“But employers should note that the furlough scheme will become less generous in the weeks ahead: in September the Government element of the scheme reduces to 70% of pay, and then to 60% in October.”

This means that, under the new rules, a business that is subject to a local lockdown in October will be required to make up a higher percentage of furloughed employees’ pay.

Soret says:

“So it makes sense to think now about what your approach would be if your area was subject to a local lockdown at a time when the furlough scheme was less generous.”

Meanwhile, owners of essential businesses that will be permitted to remain open during a local lockdown should consider introducing additional health and safety measures to keep their staff and customers safe during a period when infection levels remain high.

“It certainly could make sense for employers to take extra precautions (in that situation); for example, they could encourage customers and staff to wear face masks,” says Soret.

Local lockdowns already imposed in areas of England and Scotland have shown that they can happen swiftly and with very little warning.

Where possible, business owners should remain informed about the number of coronavirus cases in their area so they are aware of any flare-ups and the subsequent likelihood of a local lockdown. This will give them time to put any necessary remote-working practices in place or re-furlough staff who will be unable to work if the business is forced to close for the length of the lockdown.

Erica Wolfe-Murray, author of business book Simple Tips, Smart Ideas, said:

“Keep an eye on ‘R’-rate [infection rate] statistics in your area to be ahead of the game. The coronavirus app developed by King’s College London together with health science company Zoe now has close to 4m users and features infection hotspots on its website.

“You can both add data and use the data to keep an eye on your area. This is the largest public science project anywhere in the world.”

The app is available on IOS and Android .

Public Health Wales’s dashboard, including data on the number of cases in different local authority areas, can be found here .

Businesses that are forced to close their doors as a result of a local lockdown will also face the challenge of keeping revenues coming in. Michael Waters, business expert and author of The Power Of Surge, says owners should consider how successful firms responded to the original lockdown imposed in March.

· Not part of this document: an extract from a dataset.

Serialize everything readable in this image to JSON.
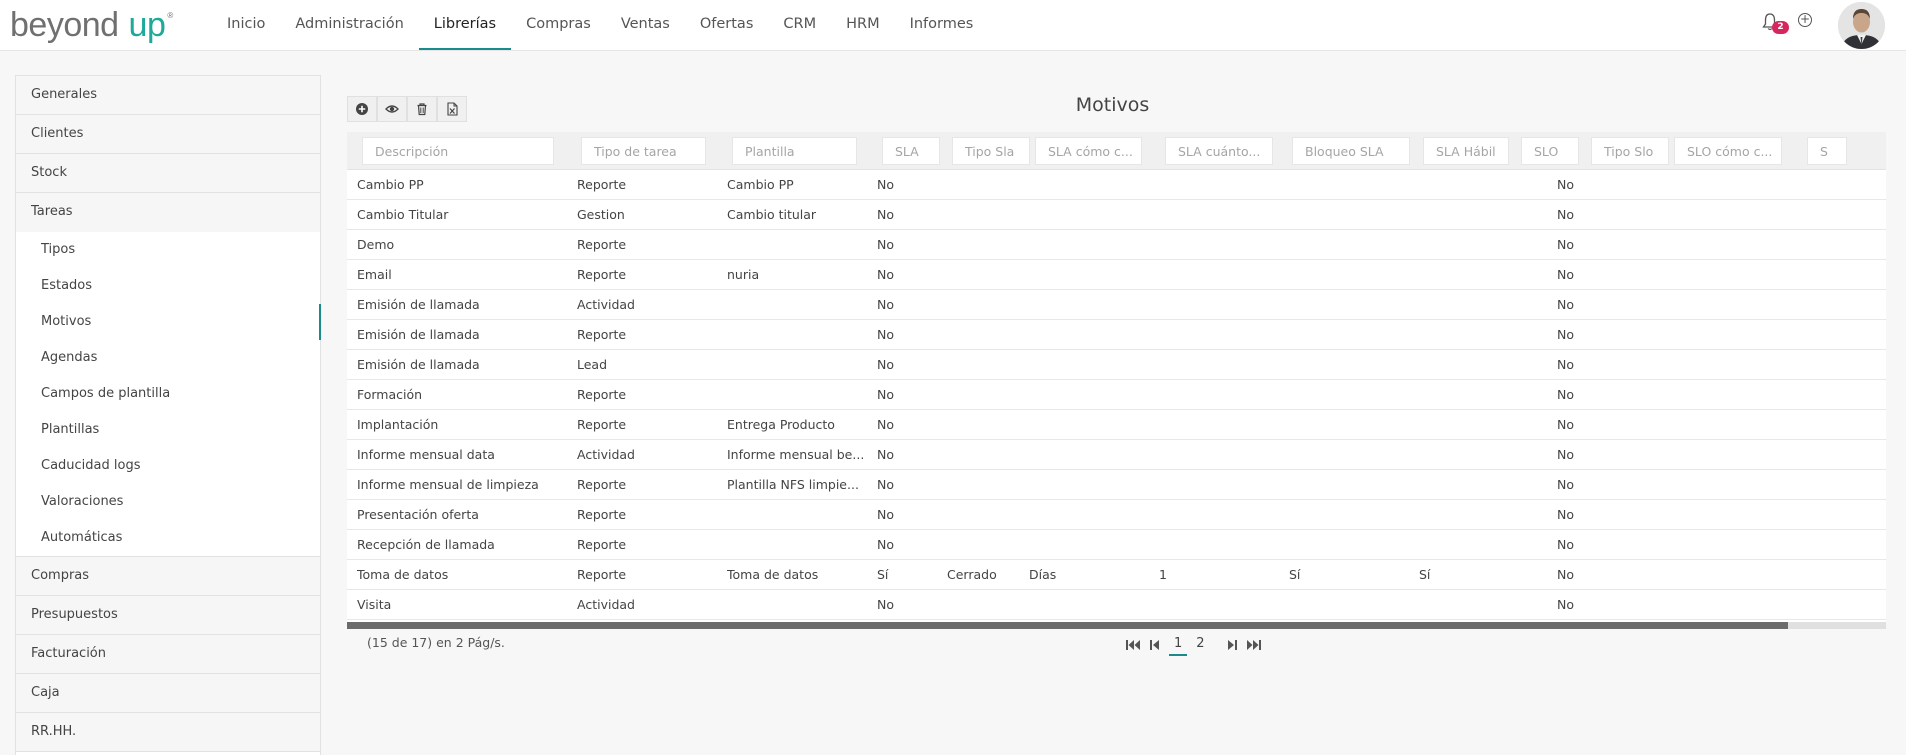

 “That’s likely to bring to mind the numerous successful pivotal surges that emerged in the coronavirus response, when businesses turned overnight from making one thing – drinks or clothes, say – to making another, such as sanitisers or masks,” he explains.

Wolfe-Murray says:

“Drawing on the experience of the March lockdown, ask your team what you could do better, such as additional ways to generate digital revenues and increase reach – and put them in place now.

“Create a step-by-step plan that can be quickly implemented when your area lockdown is announced. This should include roles and responsibilities, communicating to suppliers, staff and customers, and shifting to digital-only mode.”

Waters adds:

“Finally, a key element of any post-local lockdown plan should be on surge readiness and what will enable the firm to surge ahead as soon as the lockdown is lifted. Questions such as: ‘Can we do more with less? Is this the time to consider automation? Are there conversion possibilities here? Are there strategic alliances to explore while we’ve got the chance?’ could be worth addressing.”

The UK Government could also have a role to play in offering additional support to businesses affected by local lockdowns. Soret says that the UK Government will need to think about whether the furlough scheme should be extended past October if lockdowns are imposed later in the year or in 2021, while Wolfe-Murray adds:

“HMRC could look to offer a VAT reduction for those businesses operating in lockdown areas. They know where you are, so this could be an easy option, allowing you to retain a bigger slice of the revenue you are generating.”

NatWest Mentor offers expert business advice on employment law and HR, health and safety, and environmental management.

A version of this article first ran on the NatWest Business Hub.